**Exercise data**

○ ○ ○ ○ ○ ○ ○

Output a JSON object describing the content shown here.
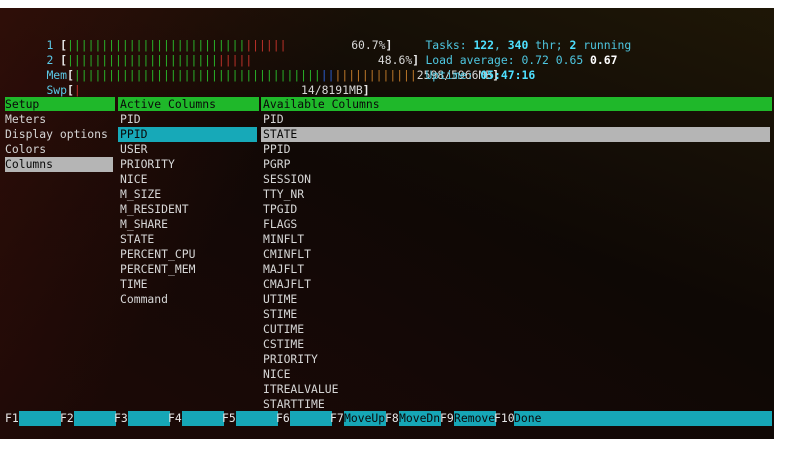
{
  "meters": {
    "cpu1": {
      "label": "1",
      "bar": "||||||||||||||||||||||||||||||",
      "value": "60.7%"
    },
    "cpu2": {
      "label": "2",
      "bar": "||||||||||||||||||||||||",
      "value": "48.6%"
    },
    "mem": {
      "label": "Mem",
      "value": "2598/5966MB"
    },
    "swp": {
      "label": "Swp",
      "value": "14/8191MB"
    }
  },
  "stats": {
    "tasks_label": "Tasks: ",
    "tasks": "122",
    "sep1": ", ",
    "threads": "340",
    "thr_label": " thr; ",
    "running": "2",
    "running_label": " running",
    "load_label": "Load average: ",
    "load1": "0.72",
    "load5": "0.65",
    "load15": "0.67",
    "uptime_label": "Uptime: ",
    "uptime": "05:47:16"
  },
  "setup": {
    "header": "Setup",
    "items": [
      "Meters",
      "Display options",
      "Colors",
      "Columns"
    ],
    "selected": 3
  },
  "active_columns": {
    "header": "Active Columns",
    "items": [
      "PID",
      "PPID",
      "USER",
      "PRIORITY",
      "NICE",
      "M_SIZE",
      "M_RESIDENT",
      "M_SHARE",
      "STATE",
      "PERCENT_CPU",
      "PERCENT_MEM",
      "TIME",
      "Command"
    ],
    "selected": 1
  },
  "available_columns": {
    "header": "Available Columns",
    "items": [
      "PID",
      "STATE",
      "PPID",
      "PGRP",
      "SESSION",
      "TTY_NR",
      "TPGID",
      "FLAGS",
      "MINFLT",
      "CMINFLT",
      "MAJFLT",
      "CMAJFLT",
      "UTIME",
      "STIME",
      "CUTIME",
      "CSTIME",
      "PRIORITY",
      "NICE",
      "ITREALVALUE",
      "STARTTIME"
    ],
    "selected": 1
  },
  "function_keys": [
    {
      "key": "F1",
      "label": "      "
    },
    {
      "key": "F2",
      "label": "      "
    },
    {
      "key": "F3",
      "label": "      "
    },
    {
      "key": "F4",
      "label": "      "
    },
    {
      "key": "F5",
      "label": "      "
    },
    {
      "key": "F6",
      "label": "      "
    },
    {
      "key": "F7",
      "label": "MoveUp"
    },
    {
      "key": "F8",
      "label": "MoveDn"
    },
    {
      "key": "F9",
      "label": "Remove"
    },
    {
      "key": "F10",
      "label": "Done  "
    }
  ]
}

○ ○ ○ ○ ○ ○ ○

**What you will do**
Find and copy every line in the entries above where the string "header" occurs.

**Task result**
    "header": "Setup",
    "header": "Active Columns",
    "header": "Available Columns",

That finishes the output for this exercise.